The 3.0-liter V6 turbo diesel engine generates 292 horsepower and a torque of 61.2 kilograms per meter. It takes only 7.2 seconds to accelerate from 0 to 100 kilometers per hour.
The downsizing, along with a new eight-speed automatic transmission, also results in a higher fuel economy rating of 10.6 kilometers per liter. For those who still feel thirsty, the carmaker plans to introduce a diesel hybrid and plug-in hybrid versions in the coming years.
The shape is less boxy than the outgoing Sport. The overall flowing style has embraced the hip, urban design qualities from the Evoque, another member of the Range Rover family.
The interior has also been lavishly revamped. The cabin is calm and architectural, drawn to play up pure stretches of leather and aluminum. The buttons and switches have been reduced and refined as much as possible.
I watched the U.K.’s Top Gear hosts take the luxury SUV to ford streams or climb over rocks surrounded by an exotic landscape. But I believe its owners typically spend more of their time driving in town.
Of course, all Range Rover Sport models come with full-time four-wheel drive, hill descent control, hill start assist and Land Rover’s Terrain Response system.
My ride on paved roads was comfortable and controlled. The Sport was a taut, agile machine that tackles corners smoothly.
I could enjoy the pure power of the V6 diesel engine with additional performance when adjusted to “dynamic mode.” The steering felt nicely weighted and accurate.
There are few SUVs of this size and weight that will be able to keep up. One key rival is the Porsche Cayenne. I think the Cayenne’s style looks sexier but the Range Rover Sport offers more virtues that SUV enthusiasts would expect.

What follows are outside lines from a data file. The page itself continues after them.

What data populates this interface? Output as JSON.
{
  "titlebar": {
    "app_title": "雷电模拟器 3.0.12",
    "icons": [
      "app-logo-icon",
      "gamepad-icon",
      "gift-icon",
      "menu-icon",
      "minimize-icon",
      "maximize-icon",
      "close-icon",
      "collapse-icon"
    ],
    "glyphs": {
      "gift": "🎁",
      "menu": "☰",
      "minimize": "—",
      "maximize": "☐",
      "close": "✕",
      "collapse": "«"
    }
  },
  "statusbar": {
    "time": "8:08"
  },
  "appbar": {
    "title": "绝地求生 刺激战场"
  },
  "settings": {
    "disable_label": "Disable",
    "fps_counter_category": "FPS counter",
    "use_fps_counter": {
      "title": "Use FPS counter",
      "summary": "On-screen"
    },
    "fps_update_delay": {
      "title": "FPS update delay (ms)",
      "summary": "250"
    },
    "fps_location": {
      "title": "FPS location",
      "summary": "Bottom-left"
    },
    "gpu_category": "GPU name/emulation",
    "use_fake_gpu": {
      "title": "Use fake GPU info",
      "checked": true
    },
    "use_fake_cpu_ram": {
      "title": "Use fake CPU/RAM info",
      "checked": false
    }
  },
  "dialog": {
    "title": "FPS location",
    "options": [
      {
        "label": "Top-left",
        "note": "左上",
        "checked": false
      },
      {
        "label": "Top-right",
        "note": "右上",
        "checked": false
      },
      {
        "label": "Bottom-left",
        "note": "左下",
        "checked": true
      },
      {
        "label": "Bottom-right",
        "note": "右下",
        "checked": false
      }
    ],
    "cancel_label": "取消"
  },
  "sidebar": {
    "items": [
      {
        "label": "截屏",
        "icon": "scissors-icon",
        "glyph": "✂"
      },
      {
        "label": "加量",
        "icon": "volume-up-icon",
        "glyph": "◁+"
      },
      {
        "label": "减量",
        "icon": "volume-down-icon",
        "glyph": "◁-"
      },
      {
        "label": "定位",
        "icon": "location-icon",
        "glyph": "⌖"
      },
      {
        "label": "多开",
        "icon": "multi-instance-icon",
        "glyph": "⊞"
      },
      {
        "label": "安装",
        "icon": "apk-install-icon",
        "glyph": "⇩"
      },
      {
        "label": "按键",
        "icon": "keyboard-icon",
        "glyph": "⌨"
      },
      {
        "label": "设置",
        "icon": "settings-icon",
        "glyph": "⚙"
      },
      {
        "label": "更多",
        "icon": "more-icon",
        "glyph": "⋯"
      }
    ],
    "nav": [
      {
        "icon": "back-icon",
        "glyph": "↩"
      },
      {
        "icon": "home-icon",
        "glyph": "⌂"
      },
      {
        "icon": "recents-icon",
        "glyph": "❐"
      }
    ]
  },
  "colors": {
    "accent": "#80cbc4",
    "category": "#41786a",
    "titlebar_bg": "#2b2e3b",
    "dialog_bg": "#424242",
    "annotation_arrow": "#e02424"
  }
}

In Korea, the two V6 turbo-diesel and supercharged-gasoline engines are available and the base price starts from 116.8 million won ($109,414).
By Lee Ji-yoon (email@example.com)